In 1981, Ginnie was hired as a full-time live-in counselor. Just a year later, she became a program coordinator at the homes. During the early ’90s, she wrote the policy manual for our residential program.

Then in 1995, a state policy change required that group homes must be smaller, four-person homes. In just six months, Ginnie helped find and furnish nine new homes and move the 36 individuals into their new residences.

As her position evolved over the years, so too has her view on life. Ginnie has learned building and nurturing our relationships is crucial to our quality of life. Through her work in Supervised Living, she has helped support many individual’s relationships with parents, siblings, friends and significant others.
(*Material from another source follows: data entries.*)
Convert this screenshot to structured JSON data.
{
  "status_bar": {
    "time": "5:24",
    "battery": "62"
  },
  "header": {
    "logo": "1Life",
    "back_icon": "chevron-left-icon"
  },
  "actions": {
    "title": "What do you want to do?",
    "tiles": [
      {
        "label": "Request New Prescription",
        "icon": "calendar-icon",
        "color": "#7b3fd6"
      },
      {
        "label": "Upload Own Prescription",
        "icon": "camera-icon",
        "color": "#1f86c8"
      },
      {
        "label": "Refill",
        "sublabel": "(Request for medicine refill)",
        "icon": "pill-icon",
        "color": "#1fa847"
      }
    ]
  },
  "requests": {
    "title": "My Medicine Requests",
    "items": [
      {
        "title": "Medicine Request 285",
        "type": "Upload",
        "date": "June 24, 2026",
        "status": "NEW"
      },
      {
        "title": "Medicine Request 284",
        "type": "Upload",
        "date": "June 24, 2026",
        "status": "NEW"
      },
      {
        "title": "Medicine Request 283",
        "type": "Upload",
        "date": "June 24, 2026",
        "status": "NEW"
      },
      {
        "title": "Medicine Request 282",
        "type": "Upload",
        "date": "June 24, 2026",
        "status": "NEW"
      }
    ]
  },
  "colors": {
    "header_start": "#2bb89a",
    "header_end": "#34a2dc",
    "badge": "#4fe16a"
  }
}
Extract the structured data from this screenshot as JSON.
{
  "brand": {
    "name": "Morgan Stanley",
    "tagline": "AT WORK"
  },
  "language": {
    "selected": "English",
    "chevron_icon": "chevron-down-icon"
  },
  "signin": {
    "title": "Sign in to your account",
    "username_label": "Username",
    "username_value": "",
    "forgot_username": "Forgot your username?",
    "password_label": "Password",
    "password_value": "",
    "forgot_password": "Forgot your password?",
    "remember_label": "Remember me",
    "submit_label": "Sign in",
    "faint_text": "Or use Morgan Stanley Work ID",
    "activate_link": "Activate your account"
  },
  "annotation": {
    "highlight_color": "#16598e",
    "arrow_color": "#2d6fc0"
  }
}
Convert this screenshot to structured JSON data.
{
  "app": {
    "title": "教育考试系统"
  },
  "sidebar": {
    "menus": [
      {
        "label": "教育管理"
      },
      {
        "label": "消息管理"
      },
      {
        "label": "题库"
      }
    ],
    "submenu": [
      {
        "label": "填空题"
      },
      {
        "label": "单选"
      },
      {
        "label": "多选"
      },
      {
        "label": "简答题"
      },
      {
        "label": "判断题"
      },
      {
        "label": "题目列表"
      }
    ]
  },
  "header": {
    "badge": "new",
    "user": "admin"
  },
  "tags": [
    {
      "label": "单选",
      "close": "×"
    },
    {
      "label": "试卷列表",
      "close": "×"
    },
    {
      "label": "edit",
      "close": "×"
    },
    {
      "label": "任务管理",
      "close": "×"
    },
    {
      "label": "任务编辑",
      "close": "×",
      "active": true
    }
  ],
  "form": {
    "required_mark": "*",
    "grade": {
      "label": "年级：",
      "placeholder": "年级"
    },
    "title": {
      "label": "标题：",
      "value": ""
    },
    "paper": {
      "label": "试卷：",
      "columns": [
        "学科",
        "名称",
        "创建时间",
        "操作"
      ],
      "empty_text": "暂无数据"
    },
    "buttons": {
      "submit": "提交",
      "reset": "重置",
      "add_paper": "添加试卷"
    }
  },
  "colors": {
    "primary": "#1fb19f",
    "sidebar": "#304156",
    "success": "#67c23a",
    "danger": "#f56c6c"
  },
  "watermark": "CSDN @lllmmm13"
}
Over the years, Fraser has supported several long-term goal-planning programs for individuals. Through one program, Ginnie worked with a woman who set a goal to learn more independent living skills so that she could get married. The young woman married her boyfriend, and they moved in together. Ginnie was happy to help her achieve her dreams.

Ginnie says people sometimes ask her why she has stayed at Fraser. She admits she doesn’t like change, but there are many other reasons she has stayed at Fraser for 40 years.

“It is the people and the friendships I’ve developed at my job,” Ginnie says. “What I also appreciate about Fraser is that it’s so diversified and so committed to growing and improving.”

Ginnie says she has no plans to leave Fraser anytime soon.